**TASK**. The answer must consist of the listing, reproduced exactly.

**SOURCE DATA**.
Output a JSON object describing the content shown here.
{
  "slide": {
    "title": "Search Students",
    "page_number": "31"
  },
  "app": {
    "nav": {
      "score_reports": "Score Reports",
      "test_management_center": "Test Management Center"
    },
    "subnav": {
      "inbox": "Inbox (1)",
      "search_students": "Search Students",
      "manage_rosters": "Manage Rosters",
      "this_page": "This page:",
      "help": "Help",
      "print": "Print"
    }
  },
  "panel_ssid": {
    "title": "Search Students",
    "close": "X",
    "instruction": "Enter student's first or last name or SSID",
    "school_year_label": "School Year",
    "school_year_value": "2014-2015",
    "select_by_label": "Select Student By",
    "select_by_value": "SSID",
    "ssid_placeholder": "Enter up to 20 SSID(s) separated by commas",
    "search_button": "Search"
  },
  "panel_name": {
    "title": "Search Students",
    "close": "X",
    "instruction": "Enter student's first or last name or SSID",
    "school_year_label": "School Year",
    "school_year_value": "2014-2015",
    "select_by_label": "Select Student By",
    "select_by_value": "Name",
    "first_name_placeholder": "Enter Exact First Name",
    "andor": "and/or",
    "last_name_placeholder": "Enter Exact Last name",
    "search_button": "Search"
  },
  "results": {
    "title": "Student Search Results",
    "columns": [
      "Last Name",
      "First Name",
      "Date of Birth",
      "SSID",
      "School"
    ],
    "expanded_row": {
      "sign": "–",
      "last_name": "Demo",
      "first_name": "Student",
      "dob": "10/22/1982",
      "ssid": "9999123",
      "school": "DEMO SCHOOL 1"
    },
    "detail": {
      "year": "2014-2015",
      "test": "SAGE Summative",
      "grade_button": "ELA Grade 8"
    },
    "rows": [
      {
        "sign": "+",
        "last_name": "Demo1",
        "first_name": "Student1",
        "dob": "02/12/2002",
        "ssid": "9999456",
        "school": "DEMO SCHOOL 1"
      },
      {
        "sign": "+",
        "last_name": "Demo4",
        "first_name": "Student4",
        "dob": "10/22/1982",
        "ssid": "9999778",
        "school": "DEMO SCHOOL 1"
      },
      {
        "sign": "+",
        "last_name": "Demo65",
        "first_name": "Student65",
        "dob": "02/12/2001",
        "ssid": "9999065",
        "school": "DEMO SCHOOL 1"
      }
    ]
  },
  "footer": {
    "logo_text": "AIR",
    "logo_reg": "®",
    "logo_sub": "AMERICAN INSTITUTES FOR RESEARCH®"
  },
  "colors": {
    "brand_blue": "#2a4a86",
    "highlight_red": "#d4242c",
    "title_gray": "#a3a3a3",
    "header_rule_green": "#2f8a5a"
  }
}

**SOLUTION TO THIS EXERCISE**.
Output a JSON object describing the content shown here.
{
  "slide": {
    "title": "Search Students",
    "page_number": "31"
  },
  "app": {
    "nav": {
      "score_reports": "Score Reports",
      "test_management_center": "Test Management Center"
    },
    "subnav": {
      "inbox": "Inbox (1)",
      "search_students": "Search Students",
      "manage_rosters": "Manage Rosters",
      "this_page": "This page:",
      "help": "Help",
      "print": "Print"
    }
  },
  "panel_ssid": {
    "title": "Search Students",
    "close": "X",
    "instruction": "Enter student's first or last name or SSID",
    "school_year_label": "School Year",
    "school_year_value": "2014-2015",
    "select_by_label": "Select Student By",
    "select_by_value": "SSID",
    "ssid_placeholder": "Enter up to 20 SSID(s) separated by commas",
    "search_button": "Search"
  },
  "panel_name": {
    "title": "Search Students",
    "close": "X",
    "instruction": "Enter student's first or last name or SSID",
    "school_year_label": "School Year",
    "school_year_value": "2014-2015",
    "select_by_label": "Select Student By",
    "select_by_value": "Name",
    "first_name_placeholder": "Enter Exact First Name",
    "andor": "and/or",
    "last_name_placeholder": "Enter Exact Last name",
    "search_button": "Search"
  },
  "results": {
    "title": "Student Search Results",
    "columns": [
      "Last Name",
      "First Name",
      "Date of Birth",
      "SSID",
      "School"
    ],
    "expanded_row": {
      "sign": "–",
      "last_name": "Demo",
      "first_name": "Student",
      "dob": "10/22/1982",
      "ssid": "9999123",
      "school": "DEMO SCHOOL 1"
    },
    "detail": {
      "year": "2014-2015",
      "test": "SAGE Summative",
      "grade_button": "ELA Grade 8"
    },
    "rows": [
      {
        "sign": "+",
        "last_name": "Demo1",
        "first_name": "Student1",
        "dob": "02/12/2002",
        "ssid": "9999456",
        "school": "DEMO SCHOOL 1"
      },
      {
        "sign": "+",
        "last_name": "Demo4",
        "first_name": "Student4",
        "dob": "10/22/1982",
        "ssid": "9999778",
        "school": "DEMO SCHOOL 1"
      },
      {
        "sign": "+",
        "last_name": "Demo65",
        "first_name": "Student65",
        "dob": "02/12/2001",
        "ssid": "9999065",
        "school": "DEMO SCHOOL 1"
      }
    ]
  },
  "footer": {
    "logo_text": "AIR",
    "logo_reg": "®",
    "logo_sub": "AMERICAN INSTITUTES FOR RESEARCH®"
  },
  "colors": {
    "brand_blue": "#2a4a86",
    "highlight_red": "#d4242c",
    "title_gray": "#a3a3a3",
    "header_rule_green": "#2f8a5a"
  }
}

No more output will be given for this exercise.